Check with land management agencies if you’re hunting on public land. Familiarize yourself with the rules and regulations. Get permission to hunt on private land. Make sure you have the proper tags and licenses, and obey bag/possession limits.
Carry extra food, clothing, first aid, and be prepared for extreme weather. Tell your family/friends where you will be and when you plan on coming back. 

Travel and Camp on Durable Surfaces
If you are hunting in the backcountry, choose a campsite that will have the least amount of impact to the area and keep your campsite small.
When using ATV’s, stay on established trails. Avoid driving through riparian areas and creating new trails. Leave gates as you find them, unless noted otherwise. 

Dispose of Waste Properly
Pack out your trash. This includes spent brass, shotgun shells, and leftover food.
Drag gut piles away from water sources, trails, or highly visited areas, as they attract bears, wolves, and coyotes.
Wash yourself and tools away from streams or lakes using biodegradable soap. 

Leave What you Find
Observe cultural and historic artifacts instead of touching/taking them.
Sight in your firearms at home or a shooting range, away from the area you will be hunting.
Use manufactured blinds instead of tree branches or other vegetation. Avoid transporting non-native seeds and vegetation.

Minimize Campfire Impacts
If you’re camping, try using an established fire ring or fire pan. If possible, use a camp stove.
Keep trash out of your fire, as it usually doesn’t burn completely and can attract wildlife.
Keep your fire small. Use sticks that are already on the ground and can be broken by hand. 

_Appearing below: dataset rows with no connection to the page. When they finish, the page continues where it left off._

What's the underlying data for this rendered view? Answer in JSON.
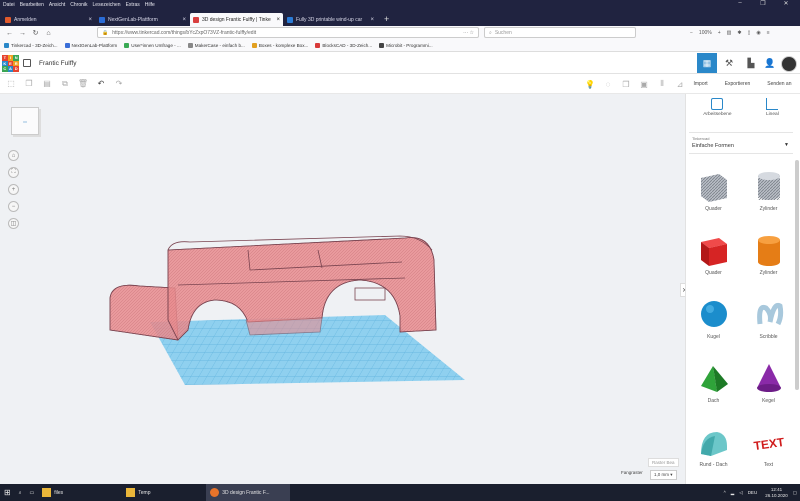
{
  "menubar": {
    "items": [
      "Datei",
      "Bearbeiten",
      "Ansicht",
      "Chronik",
      "Lesezeichen",
      "Extras",
      "Hilfe"
    ]
  },
  "tabs": [
    {
      "label": "Anmelden",
      "color": "#e25a2c",
      "active": false
    },
    {
      "label": "NextGenLab-Plattform",
      "color": "#2a6cd6",
      "active": false
    },
    {
      "label": "3D design Frantic Fulffy | Tinke",
      "color": "#d93f3f",
      "active": true
    },
    {
      "label": "Fully 3D printable wind-up car",
      "color": "#2a7bd6",
      "active": false
    }
  ],
  "nav": {
    "url": "https://www.tinkercad.com/things/bYcZxpO73VZ-frantic-fulffy/edit",
    "search_placeholder": "Suchen",
    "zoom": "100%"
  },
  "bookmarks": [
    {
      "label": "Tinkercad - 3D-Zeich...",
      "color": "#2a88c9"
    },
    {
      "label": "NextGenLab-Plattform",
      "color": "#3a6ed8"
    },
    {
      "label": "User*innen Umfrage - ...",
      "color": "#3aaa55"
    },
    {
      "label": "MakerCase - einfach b...",
      "color": "#888888"
    },
    {
      "label": "Boxes - komplexe Box...",
      "color": "#e2a020"
    },
    {
      "label": "BlocksCAD - 3D-Zeich...",
      "color": "#d83a3a"
    },
    {
      "label": "Microbit - Programmi...",
      "color": "#444444"
    }
  ],
  "header": {
    "project_name": "Frantic Fulffy",
    "logo_letters": [
      "T",
      "I",
      "N",
      "K",
      "E",
      "R",
      "C",
      "A",
      "D"
    ]
  },
  "panel": {
    "actions": [
      "Import",
      "Exportieren",
      "Senden an"
    ],
    "tools": [
      "Arbeitsebene",
      "Lineal"
    ],
    "library_small": "Tinkercad",
    "library_name": "Einfache Formen",
    "shapes": [
      {
        "label": "Quader"
      },
      {
        "label": "Zylinder"
      },
      {
        "label": "Quader"
      },
      {
        "label": "Zylinder"
      },
      {
        "label": "Kugel"
      },
      {
        "label": "Scribble"
      },
      {
        "label": "Dach"
      },
      {
        "label": "Kegel"
      },
      {
        "label": "Rund - Dach"
      },
      {
        "label": "Text"
      }
    ],
    "text_shape_word": "TEXT"
  },
  "workplane": {
    "edit_grid": "Raster Bea",
    "snap_label": "Fangraster",
    "snap_value": "1,0 mm ▾"
  },
  "colors": {
    "accent": "#2a88c9",
    "taskbar": "#1a1f2e",
    "chrome": "#202340",
    "model": "#e98c8f",
    "plate": "#7ec8ea"
  },
  "taskbar": {
    "items": [
      {
        "label": "files"
      },
      {
        "label": "Temp"
      },
      {
        "label": "3D design Frantic F..."
      }
    ],
    "lang": "DEU",
    "time": "12:41",
    "date": "26.10.2020"
  }
}
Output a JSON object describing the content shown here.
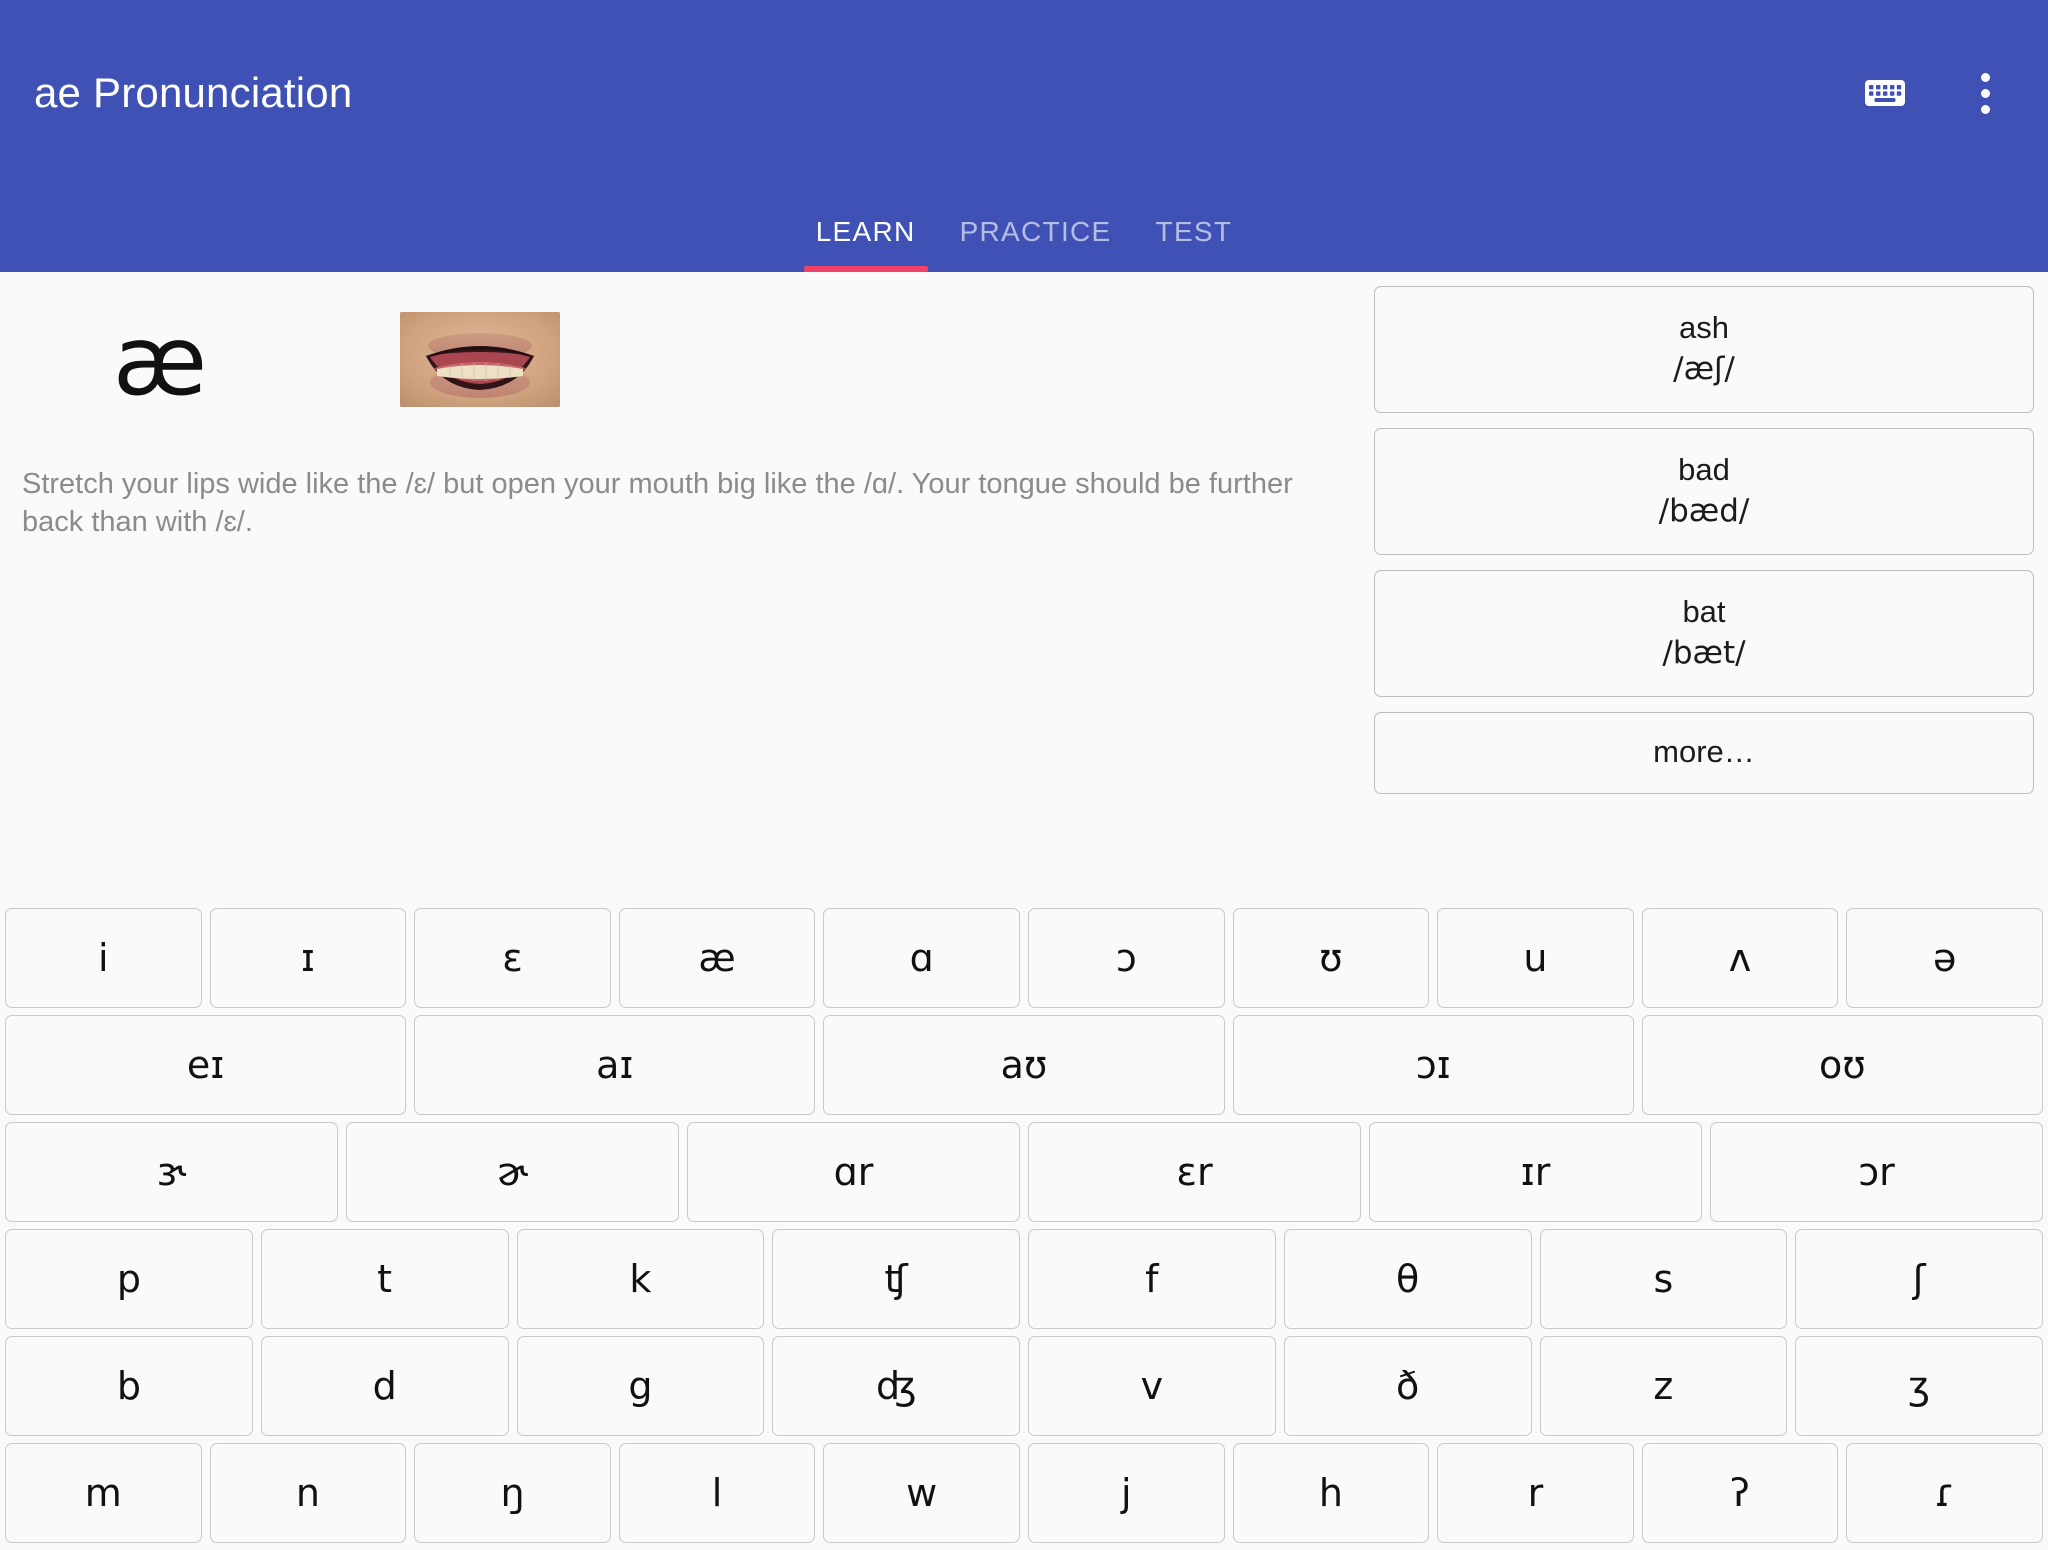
{
  "app": {
    "title": "ae Pronunciation",
    "header_color": "#3f51b5",
    "accent_color": "#f2416b",
    "background_color": "#fafafa"
  },
  "actions": {
    "keyboard_icon": "keyboard-icon",
    "overflow_icon": "more-vert-icon"
  },
  "tabs": [
    {
      "label": "LEARN",
      "active": true
    },
    {
      "label": "PRACTICE",
      "active": false
    },
    {
      "label": "TEST",
      "active": false
    }
  ],
  "lesson": {
    "symbol": "æ",
    "mouth_image_alt": "mouth-articulation-photo",
    "description": "Stretch your lips wide like the /ɛ/ but open your mouth big like the /ɑ/. Your tongue should be further back than with /ɛ/."
  },
  "words": [
    {
      "word": "ash",
      "ipa": "/æʃ/"
    },
    {
      "word": "bad",
      "ipa": "/bæd/"
    },
    {
      "word": "bat",
      "ipa": "/bæt/"
    }
  ],
  "more_label": "more…",
  "keyboard": {
    "rows": [
      {
        "keys": [
          "i",
          "ɪ",
          "ɛ",
          "æ",
          "ɑ",
          "ɔ",
          "ʊ",
          "u",
          "ʌ",
          "ə"
        ]
      },
      {
        "keys": [
          "eɪ",
          "aɪ",
          "aʊ",
          "ɔɪ",
          "oʊ"
        ]
      },
      {
        "keys": [
          "ɝ",
          "ɚ",
          "ɑr",
          "ɛr",
          "ɪr",
          "ɔr"
        ]
      },
      {
        "keys": [
          "p",
          "t",
          "k",
          "ʧ",
          "f",
          "θ",
          "s",
          "ʃ"
        ]
      },
      {
        "keys": [
          "b",
          "d",
          "g",
          "ʤ",
          "v",
          "ð",
          "z",
          "ʒ"
        ]
      },
      {
        "keys": [
          "m",
          "n",
          "ŋ",
          "l",
          "w",
          "j",
          "h",
          "r",
          "ʔ",
          "ɾ"
        ]
      }
    ]
  }
}
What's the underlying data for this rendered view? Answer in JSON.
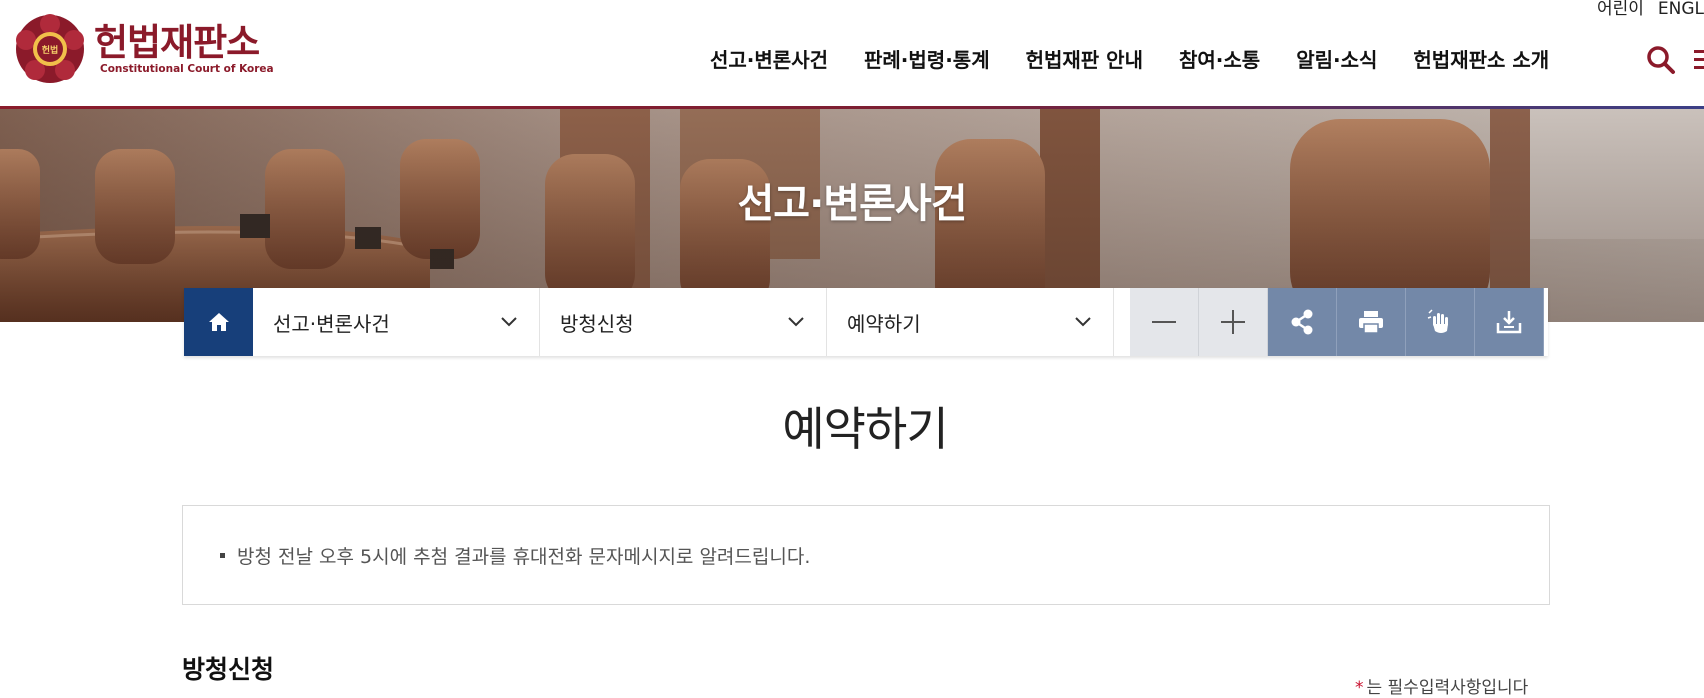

Respect Wildlife
Take only clean, safe killing shots, then properly retrieve and handle your game. If the weather is warm, clean and cool your game as quickly as possible.
Never feed animals, as it can damage their health, alters their natural behavior, and can expose them to predators.
Store your food and trash securely and only hunt animals that are in season. 

Be Considerate of Other Visitors
Be aware of your surroundings. Don’t shoot near developed areas, near campsites, or across roads.
Be respectful towards other hunters and visitors to protect the quality of their experience.
Be aware of your firearm around others. Always keep it pointed in a safe direction.

Following these principles can help protect and preserve the areas we enjoy hunting, and ensures their use for future generations. Hopefully, you’ll have a successful season and make great memories!

Happy Trails,